Segment Start: Given information

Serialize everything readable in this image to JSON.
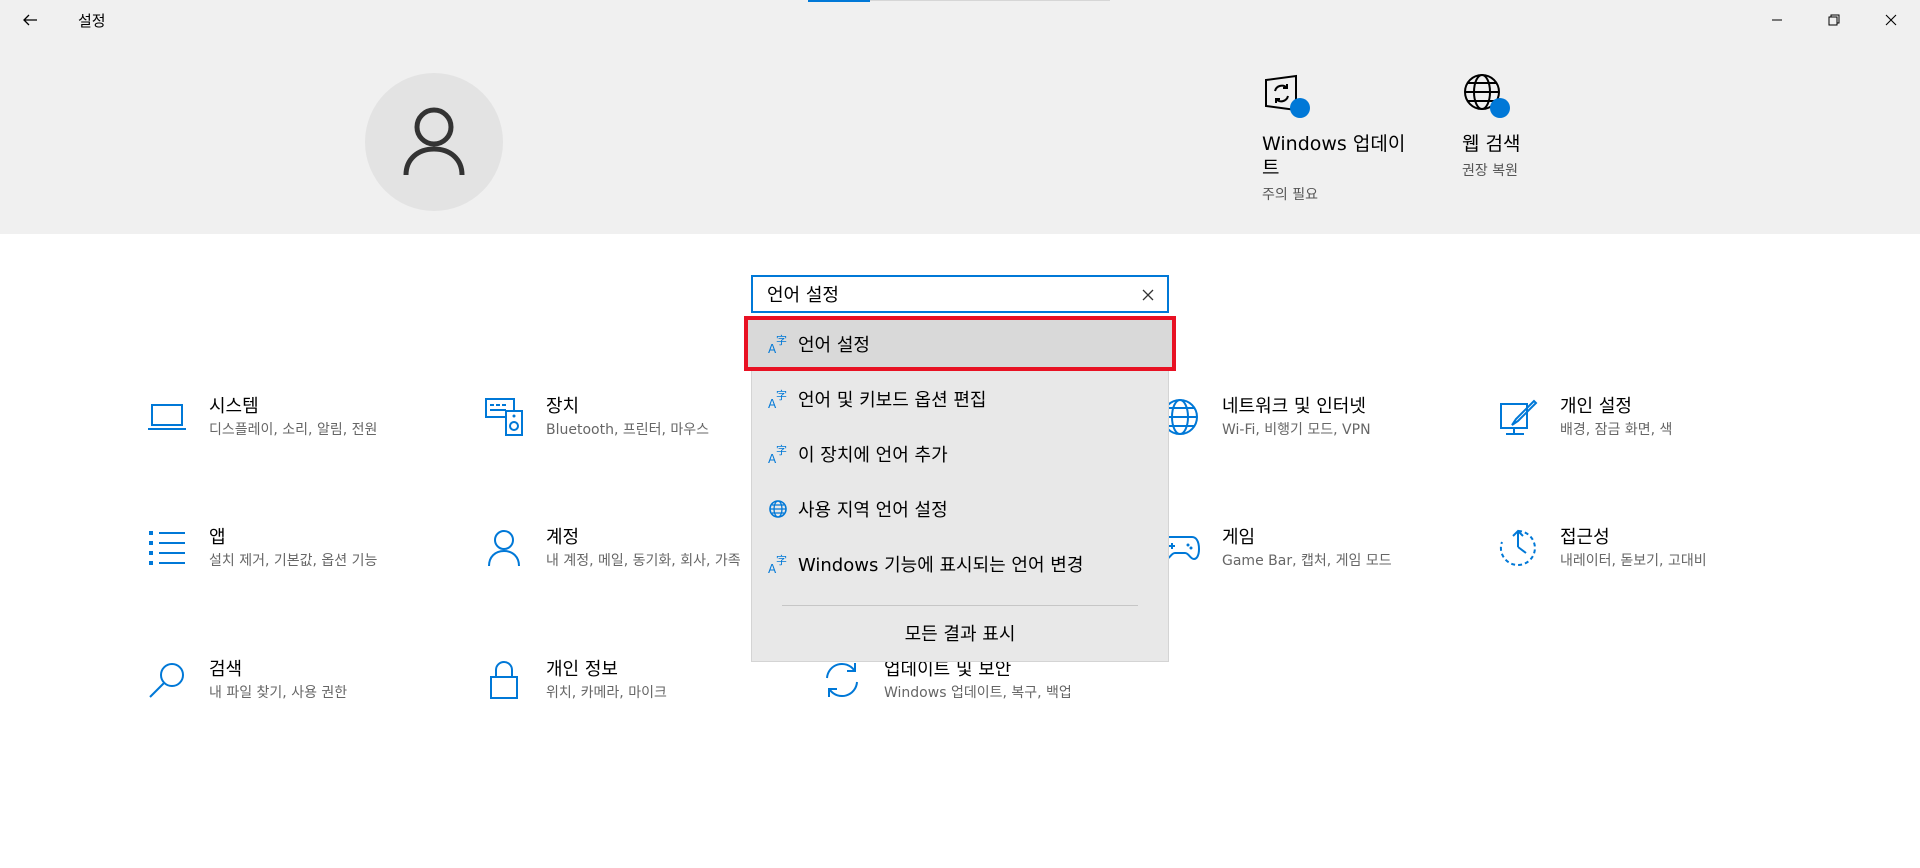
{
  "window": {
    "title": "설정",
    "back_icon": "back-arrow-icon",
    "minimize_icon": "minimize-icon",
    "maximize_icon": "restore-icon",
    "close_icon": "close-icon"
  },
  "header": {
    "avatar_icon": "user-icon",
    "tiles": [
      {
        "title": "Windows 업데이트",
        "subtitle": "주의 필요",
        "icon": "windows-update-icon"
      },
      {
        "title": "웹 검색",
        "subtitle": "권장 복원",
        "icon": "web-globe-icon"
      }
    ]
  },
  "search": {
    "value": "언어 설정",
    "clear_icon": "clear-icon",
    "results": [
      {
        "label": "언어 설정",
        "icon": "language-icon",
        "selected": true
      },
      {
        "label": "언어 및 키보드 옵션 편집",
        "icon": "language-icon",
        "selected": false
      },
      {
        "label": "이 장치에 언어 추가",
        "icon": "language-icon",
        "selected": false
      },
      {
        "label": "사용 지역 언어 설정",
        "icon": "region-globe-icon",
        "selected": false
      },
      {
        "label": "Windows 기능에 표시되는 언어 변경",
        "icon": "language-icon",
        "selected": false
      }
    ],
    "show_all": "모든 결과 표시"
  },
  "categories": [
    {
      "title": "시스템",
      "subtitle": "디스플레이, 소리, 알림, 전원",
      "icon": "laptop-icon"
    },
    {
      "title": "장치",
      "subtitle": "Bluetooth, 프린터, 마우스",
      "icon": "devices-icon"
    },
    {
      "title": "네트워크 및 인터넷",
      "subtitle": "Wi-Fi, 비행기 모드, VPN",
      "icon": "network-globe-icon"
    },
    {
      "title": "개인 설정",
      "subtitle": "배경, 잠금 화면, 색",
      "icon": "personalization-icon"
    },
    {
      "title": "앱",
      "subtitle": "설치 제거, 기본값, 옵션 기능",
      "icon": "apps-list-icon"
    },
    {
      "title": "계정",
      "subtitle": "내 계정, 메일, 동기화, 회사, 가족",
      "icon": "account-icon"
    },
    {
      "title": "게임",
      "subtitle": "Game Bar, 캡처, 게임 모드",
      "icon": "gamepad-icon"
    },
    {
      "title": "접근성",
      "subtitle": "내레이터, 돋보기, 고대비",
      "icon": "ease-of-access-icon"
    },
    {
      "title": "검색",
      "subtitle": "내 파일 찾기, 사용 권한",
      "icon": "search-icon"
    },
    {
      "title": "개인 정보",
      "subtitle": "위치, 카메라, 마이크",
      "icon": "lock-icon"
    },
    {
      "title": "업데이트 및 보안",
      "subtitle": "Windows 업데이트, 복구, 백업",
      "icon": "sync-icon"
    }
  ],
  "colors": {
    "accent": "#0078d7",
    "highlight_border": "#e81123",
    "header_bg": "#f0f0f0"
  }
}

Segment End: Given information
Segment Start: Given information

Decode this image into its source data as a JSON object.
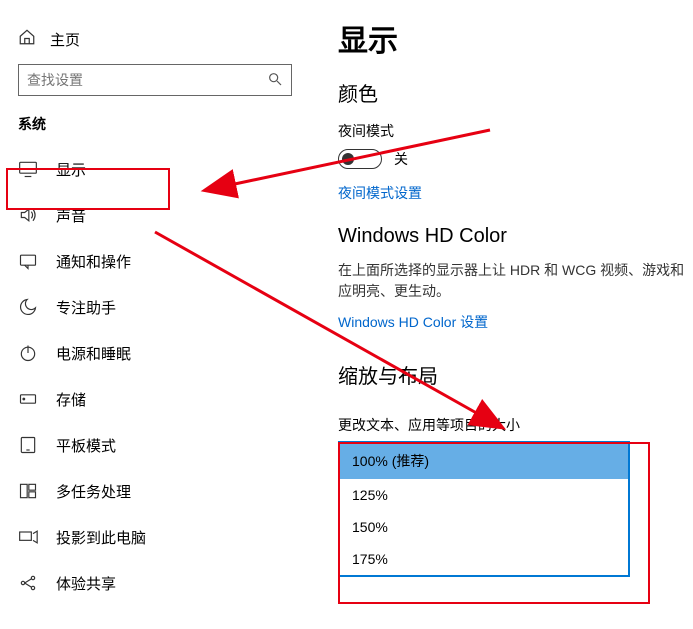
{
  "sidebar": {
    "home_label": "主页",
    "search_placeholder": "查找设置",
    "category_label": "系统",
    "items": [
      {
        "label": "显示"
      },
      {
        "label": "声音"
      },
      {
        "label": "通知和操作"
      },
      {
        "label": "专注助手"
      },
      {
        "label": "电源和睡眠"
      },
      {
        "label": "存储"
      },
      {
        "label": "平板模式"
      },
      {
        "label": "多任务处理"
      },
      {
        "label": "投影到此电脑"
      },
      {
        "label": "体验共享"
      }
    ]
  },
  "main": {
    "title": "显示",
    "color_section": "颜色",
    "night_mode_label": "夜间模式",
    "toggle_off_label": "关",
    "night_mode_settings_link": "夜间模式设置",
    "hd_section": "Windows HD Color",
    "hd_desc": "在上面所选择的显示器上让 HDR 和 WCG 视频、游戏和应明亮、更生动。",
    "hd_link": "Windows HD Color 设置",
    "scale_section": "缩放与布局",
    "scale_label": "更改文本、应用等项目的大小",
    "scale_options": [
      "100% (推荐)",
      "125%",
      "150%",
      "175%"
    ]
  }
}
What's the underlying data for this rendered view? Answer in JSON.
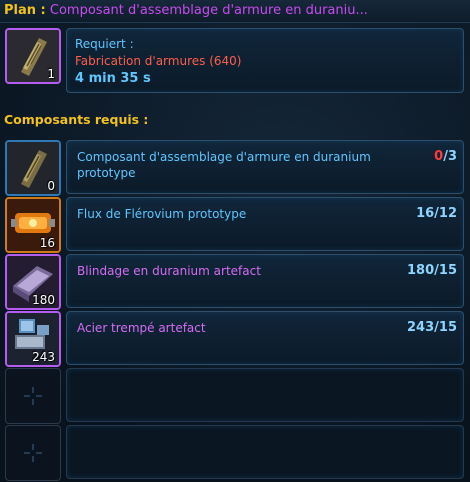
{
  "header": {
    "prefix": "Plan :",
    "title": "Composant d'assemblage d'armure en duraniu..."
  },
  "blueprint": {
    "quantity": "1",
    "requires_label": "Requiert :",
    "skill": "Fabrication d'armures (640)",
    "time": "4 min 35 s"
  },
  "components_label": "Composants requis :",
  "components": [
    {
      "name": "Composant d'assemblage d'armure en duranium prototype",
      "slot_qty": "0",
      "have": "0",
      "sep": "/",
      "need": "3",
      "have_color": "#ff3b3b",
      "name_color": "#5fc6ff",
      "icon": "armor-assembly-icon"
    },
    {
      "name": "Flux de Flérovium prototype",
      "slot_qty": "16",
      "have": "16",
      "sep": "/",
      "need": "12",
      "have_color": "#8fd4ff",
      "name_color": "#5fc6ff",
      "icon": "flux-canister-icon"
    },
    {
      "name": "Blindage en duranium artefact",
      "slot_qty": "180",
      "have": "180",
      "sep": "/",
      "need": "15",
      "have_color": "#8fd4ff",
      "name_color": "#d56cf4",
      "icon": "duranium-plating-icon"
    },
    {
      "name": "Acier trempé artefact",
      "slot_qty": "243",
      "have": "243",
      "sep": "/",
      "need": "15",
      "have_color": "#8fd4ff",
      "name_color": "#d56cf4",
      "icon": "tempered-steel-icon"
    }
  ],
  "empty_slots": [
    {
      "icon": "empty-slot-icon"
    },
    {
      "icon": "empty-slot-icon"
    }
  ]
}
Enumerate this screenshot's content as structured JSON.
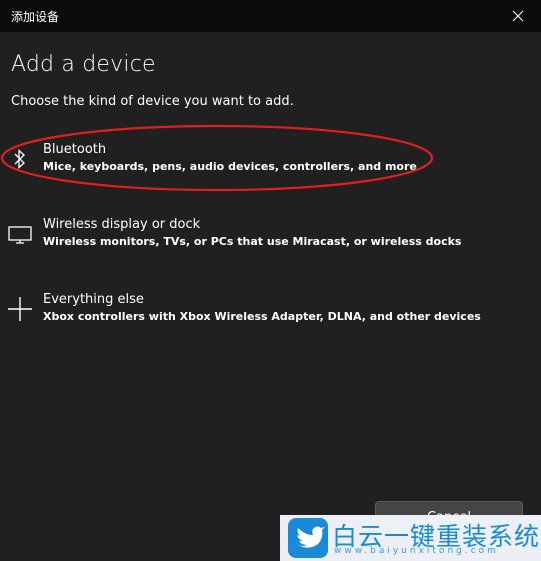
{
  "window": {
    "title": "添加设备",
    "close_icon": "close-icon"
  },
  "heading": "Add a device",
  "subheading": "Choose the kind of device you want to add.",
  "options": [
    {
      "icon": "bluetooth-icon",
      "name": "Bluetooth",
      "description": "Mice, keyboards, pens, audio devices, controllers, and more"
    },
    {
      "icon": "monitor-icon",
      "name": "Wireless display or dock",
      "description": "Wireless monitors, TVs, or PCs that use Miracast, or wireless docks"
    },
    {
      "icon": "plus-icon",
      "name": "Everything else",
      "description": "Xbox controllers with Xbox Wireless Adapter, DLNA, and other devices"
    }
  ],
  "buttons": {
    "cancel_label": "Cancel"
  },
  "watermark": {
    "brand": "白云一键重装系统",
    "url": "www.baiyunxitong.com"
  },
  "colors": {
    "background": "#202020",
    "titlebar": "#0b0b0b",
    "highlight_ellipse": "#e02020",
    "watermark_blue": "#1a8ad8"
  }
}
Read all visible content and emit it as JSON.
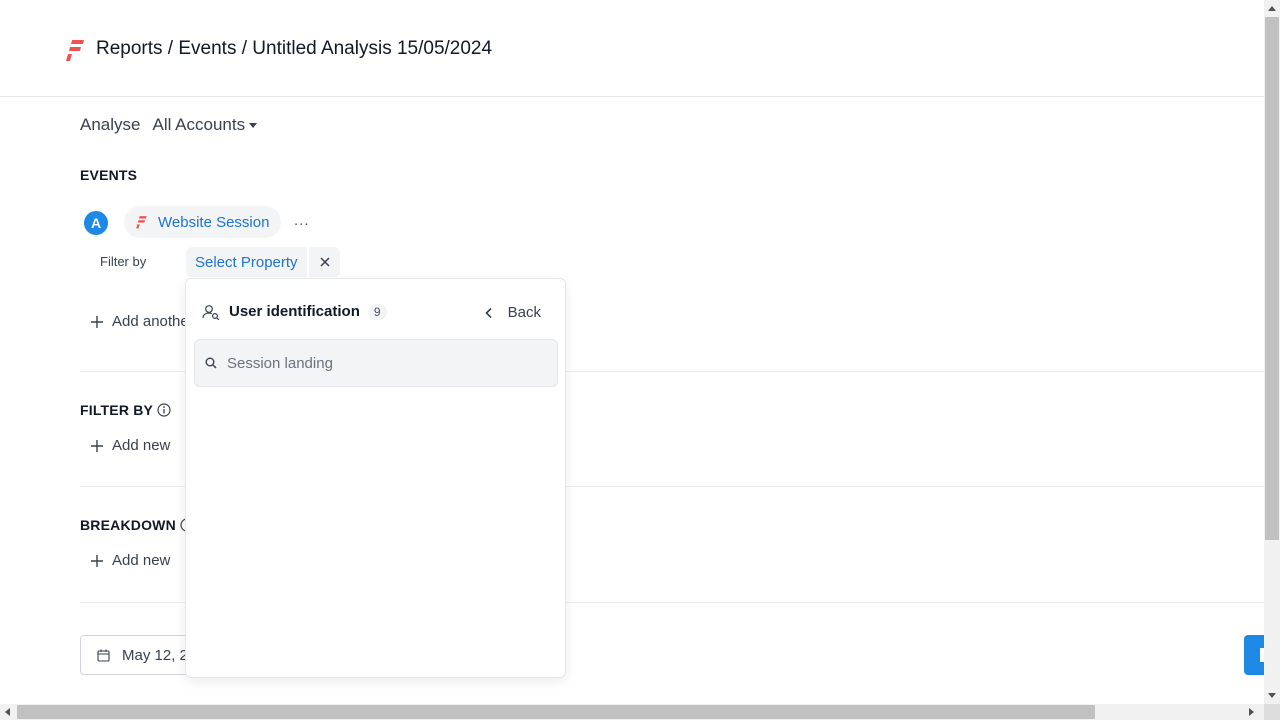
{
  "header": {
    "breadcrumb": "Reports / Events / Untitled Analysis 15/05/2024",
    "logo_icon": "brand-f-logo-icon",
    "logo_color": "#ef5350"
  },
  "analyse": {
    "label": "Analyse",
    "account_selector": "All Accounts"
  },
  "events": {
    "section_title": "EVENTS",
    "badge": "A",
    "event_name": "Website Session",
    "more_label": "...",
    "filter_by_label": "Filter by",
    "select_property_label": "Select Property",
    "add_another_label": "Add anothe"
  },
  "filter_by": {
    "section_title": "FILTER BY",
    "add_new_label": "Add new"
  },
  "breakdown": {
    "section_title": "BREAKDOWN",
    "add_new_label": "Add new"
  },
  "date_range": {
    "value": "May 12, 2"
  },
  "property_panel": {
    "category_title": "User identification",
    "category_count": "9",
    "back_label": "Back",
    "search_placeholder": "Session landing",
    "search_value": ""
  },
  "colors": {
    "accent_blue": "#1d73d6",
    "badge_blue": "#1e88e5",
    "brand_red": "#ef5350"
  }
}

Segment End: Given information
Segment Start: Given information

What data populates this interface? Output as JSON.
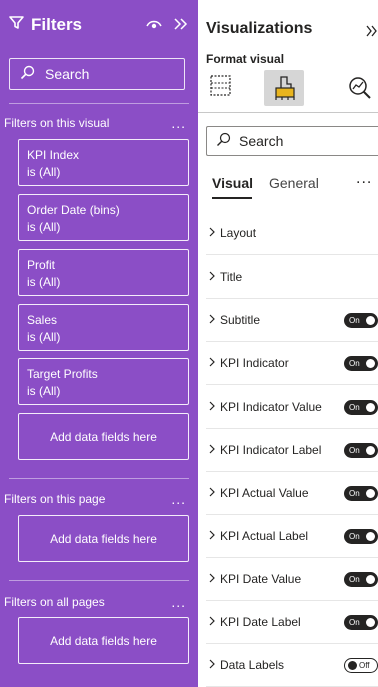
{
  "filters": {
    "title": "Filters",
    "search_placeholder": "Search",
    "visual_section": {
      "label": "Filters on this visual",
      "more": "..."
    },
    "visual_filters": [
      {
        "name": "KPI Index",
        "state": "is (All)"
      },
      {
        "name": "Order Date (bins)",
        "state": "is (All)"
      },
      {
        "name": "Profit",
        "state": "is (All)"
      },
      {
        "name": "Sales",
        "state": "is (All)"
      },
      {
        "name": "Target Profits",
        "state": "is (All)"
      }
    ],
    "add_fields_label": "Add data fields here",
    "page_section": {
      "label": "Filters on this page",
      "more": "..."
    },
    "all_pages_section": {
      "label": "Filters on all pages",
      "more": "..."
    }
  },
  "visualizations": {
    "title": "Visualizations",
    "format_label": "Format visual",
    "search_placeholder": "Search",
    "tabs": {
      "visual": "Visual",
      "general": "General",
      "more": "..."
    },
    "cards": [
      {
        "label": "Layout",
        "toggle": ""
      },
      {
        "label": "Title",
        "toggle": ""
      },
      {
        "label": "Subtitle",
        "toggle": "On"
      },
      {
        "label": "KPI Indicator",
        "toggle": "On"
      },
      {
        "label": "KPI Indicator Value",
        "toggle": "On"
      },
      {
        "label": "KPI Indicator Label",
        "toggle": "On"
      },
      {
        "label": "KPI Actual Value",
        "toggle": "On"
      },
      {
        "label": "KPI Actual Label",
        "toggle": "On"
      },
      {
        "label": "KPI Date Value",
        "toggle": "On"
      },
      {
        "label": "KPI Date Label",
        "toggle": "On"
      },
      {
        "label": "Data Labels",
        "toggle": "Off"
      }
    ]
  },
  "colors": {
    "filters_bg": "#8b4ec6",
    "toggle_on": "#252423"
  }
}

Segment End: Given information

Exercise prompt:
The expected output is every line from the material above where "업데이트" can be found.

Answer:
        "title": "Windows 업데이트",
      "title": "업데이트 및 보안",
      "subtitle": "Windows 업데이트, 복구, 백업",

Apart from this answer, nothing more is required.